(TASK TO COMPLETE)
Your task is to copy every line below that contains the word "first".

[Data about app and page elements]
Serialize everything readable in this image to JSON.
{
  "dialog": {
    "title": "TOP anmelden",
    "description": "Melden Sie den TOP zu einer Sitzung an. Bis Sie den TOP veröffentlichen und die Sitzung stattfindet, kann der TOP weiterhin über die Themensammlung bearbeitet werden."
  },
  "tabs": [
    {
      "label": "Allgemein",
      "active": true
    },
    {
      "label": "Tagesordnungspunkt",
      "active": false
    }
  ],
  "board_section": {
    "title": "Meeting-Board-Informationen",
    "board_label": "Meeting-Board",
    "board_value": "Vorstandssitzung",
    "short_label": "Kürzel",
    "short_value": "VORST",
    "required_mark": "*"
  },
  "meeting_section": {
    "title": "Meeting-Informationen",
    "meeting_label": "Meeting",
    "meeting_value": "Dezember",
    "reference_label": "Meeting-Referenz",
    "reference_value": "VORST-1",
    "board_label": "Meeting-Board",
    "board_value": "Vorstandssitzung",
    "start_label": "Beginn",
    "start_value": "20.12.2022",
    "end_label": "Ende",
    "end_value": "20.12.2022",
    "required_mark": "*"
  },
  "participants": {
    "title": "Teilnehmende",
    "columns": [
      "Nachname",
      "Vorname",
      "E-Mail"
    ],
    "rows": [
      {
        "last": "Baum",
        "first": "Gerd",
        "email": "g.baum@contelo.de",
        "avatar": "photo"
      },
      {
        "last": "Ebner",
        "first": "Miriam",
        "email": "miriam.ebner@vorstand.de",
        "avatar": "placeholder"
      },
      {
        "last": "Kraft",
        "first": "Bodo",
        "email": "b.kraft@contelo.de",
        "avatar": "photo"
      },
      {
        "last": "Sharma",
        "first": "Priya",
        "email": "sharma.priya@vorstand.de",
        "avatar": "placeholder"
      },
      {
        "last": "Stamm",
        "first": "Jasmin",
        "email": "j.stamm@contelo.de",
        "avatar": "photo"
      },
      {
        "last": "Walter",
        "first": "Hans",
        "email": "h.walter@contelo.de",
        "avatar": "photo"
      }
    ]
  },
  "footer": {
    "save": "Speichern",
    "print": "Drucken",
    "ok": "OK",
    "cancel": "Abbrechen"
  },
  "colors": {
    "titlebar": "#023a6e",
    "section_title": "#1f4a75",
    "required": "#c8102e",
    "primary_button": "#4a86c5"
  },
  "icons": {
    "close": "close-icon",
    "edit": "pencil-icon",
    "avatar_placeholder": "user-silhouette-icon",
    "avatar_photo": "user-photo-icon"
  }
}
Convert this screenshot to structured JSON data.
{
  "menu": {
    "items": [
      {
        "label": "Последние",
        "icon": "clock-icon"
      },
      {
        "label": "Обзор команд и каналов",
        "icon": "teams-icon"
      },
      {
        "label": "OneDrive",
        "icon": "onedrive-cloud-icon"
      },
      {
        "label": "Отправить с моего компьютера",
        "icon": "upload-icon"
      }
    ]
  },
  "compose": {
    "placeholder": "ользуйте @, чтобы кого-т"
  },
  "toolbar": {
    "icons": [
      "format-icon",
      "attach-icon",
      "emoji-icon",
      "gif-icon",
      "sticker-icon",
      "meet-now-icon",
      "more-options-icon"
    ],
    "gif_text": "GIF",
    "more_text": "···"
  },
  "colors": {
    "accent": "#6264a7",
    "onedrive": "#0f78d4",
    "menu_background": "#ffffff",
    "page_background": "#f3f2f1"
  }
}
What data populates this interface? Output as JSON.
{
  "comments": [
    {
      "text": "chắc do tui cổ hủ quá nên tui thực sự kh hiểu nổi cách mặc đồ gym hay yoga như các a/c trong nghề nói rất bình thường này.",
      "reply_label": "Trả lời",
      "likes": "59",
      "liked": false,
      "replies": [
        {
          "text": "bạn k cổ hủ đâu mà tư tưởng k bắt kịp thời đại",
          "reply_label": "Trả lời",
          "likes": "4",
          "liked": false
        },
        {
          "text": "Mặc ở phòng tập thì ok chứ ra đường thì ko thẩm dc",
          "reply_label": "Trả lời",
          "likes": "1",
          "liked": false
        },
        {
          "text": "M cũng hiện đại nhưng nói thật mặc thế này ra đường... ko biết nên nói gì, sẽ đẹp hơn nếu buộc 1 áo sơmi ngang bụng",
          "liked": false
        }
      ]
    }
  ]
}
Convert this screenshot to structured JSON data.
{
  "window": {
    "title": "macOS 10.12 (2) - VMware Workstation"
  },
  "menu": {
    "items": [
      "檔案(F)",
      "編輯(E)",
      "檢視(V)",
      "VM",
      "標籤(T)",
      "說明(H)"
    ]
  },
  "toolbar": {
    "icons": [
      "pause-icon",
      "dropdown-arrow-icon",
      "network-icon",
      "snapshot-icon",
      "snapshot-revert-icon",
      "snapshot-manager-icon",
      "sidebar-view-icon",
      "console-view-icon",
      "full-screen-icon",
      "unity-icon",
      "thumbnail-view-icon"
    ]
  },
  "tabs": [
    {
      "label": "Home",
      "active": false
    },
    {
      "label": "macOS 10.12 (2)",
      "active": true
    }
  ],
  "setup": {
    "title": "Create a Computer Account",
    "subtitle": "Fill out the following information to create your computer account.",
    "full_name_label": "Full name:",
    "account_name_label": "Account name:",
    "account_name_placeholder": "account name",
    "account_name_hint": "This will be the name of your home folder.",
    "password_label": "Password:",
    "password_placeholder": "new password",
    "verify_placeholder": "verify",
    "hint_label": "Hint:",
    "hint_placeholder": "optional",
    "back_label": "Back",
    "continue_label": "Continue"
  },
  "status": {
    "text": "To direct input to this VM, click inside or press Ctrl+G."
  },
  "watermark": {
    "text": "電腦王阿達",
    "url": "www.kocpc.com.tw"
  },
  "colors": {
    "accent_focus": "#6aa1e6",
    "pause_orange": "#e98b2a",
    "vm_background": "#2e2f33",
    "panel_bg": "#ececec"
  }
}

(ANSWER SECTION)
        "first": "Gerd",
        "first": "Miriam",
        "first": "Bodo",
        "first": "Priya",
        "first": "Jasmin",
        "first": "Hans",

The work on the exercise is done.